===== RECORDS

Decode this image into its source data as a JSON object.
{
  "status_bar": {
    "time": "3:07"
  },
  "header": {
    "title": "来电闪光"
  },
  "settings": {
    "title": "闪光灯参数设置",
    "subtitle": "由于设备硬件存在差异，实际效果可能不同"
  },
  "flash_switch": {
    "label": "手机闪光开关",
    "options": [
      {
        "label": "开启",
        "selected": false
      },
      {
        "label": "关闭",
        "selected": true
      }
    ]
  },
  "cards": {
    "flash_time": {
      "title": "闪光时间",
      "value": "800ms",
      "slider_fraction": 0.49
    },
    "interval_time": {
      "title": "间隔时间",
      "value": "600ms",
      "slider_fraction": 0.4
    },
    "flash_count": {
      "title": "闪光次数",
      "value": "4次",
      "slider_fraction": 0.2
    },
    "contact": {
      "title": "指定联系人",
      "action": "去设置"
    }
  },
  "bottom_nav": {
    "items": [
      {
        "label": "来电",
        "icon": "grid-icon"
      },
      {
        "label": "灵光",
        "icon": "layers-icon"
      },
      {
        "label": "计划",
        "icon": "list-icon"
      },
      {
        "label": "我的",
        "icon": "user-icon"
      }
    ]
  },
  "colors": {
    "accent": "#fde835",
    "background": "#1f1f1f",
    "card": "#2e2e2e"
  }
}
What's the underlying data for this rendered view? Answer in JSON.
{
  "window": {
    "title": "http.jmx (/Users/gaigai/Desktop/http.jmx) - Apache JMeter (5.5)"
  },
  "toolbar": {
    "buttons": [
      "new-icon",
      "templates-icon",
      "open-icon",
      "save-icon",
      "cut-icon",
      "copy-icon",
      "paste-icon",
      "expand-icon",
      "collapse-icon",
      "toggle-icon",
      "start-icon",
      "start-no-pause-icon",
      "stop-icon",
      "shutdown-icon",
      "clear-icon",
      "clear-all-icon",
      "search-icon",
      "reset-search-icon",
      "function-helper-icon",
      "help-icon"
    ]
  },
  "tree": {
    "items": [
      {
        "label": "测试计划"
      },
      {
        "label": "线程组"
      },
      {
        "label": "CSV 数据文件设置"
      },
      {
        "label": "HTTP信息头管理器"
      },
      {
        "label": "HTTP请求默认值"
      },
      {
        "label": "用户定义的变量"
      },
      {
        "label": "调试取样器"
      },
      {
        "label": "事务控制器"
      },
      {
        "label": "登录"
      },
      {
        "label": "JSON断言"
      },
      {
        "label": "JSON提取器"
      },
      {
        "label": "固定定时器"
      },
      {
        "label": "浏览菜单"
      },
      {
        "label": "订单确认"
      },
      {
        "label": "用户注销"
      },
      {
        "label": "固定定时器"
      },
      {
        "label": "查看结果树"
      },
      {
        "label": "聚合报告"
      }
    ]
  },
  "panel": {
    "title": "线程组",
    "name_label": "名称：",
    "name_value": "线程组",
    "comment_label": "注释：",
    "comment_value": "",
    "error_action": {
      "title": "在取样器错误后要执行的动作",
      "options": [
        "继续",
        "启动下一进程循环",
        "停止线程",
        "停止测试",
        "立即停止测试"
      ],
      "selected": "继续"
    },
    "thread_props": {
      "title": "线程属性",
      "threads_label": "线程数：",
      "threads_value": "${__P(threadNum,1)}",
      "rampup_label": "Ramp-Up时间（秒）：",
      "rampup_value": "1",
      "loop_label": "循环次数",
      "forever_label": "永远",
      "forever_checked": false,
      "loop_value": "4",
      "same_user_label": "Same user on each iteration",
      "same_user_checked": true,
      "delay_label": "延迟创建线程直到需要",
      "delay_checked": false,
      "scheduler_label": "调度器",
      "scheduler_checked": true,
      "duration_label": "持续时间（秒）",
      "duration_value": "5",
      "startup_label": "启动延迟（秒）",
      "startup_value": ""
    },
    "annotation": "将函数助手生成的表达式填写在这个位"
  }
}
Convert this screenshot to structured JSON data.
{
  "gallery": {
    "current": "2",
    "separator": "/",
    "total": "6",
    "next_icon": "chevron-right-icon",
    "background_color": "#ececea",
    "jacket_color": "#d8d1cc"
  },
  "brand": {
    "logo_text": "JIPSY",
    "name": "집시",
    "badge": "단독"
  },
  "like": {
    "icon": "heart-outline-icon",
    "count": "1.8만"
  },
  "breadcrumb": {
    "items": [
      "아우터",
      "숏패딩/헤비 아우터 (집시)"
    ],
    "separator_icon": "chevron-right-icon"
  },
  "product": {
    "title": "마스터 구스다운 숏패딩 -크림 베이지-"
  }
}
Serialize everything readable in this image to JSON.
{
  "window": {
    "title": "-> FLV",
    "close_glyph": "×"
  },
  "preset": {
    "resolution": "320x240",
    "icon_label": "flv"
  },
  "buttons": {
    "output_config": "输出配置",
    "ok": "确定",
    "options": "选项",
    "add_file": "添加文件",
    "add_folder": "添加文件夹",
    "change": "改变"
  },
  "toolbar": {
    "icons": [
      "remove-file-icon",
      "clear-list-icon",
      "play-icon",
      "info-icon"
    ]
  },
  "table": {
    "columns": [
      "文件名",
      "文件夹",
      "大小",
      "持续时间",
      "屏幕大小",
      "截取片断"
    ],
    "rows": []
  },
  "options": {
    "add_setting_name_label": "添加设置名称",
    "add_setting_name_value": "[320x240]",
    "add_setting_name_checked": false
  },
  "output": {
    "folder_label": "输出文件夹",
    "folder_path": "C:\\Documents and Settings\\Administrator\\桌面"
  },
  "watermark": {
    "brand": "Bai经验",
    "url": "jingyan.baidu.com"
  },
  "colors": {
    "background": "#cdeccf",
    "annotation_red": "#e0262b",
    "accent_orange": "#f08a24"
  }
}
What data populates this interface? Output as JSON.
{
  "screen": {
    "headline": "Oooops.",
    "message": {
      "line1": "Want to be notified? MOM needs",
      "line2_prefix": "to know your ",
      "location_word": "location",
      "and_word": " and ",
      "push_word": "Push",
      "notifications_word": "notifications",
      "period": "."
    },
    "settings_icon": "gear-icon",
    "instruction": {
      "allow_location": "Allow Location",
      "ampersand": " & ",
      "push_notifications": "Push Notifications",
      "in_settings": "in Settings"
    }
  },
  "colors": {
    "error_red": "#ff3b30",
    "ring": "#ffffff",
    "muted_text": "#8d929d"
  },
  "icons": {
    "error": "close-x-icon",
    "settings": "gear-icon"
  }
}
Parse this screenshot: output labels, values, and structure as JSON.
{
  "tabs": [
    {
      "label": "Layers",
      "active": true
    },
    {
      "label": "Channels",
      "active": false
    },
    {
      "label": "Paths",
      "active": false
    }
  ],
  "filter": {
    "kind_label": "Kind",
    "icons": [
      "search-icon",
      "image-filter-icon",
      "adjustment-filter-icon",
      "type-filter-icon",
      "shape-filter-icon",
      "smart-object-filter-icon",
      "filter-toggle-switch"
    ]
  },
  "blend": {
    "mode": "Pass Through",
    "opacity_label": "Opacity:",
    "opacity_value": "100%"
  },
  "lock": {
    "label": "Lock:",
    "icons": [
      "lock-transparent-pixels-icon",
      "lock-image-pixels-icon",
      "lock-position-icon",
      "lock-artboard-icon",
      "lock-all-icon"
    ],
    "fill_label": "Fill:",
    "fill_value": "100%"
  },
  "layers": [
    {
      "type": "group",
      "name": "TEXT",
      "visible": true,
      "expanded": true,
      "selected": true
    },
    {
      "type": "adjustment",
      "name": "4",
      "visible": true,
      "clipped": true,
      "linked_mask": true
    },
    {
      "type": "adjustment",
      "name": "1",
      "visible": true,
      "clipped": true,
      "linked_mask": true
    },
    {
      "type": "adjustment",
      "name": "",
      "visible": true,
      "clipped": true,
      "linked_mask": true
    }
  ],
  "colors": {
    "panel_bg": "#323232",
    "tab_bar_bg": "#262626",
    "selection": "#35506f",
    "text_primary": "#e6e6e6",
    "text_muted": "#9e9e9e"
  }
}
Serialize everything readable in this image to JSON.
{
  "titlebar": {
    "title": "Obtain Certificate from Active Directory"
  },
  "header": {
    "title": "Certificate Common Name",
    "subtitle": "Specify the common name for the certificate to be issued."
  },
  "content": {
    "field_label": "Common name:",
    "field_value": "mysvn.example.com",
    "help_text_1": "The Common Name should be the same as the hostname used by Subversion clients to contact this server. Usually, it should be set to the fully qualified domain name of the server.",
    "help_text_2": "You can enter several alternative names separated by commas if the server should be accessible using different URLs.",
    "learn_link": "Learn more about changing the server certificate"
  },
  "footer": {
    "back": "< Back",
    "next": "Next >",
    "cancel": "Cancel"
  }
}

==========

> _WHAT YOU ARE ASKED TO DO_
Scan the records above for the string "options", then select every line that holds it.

> _ANSWER BOX_
    "options": [
      "options": [
    "options": "选项",
  "options": {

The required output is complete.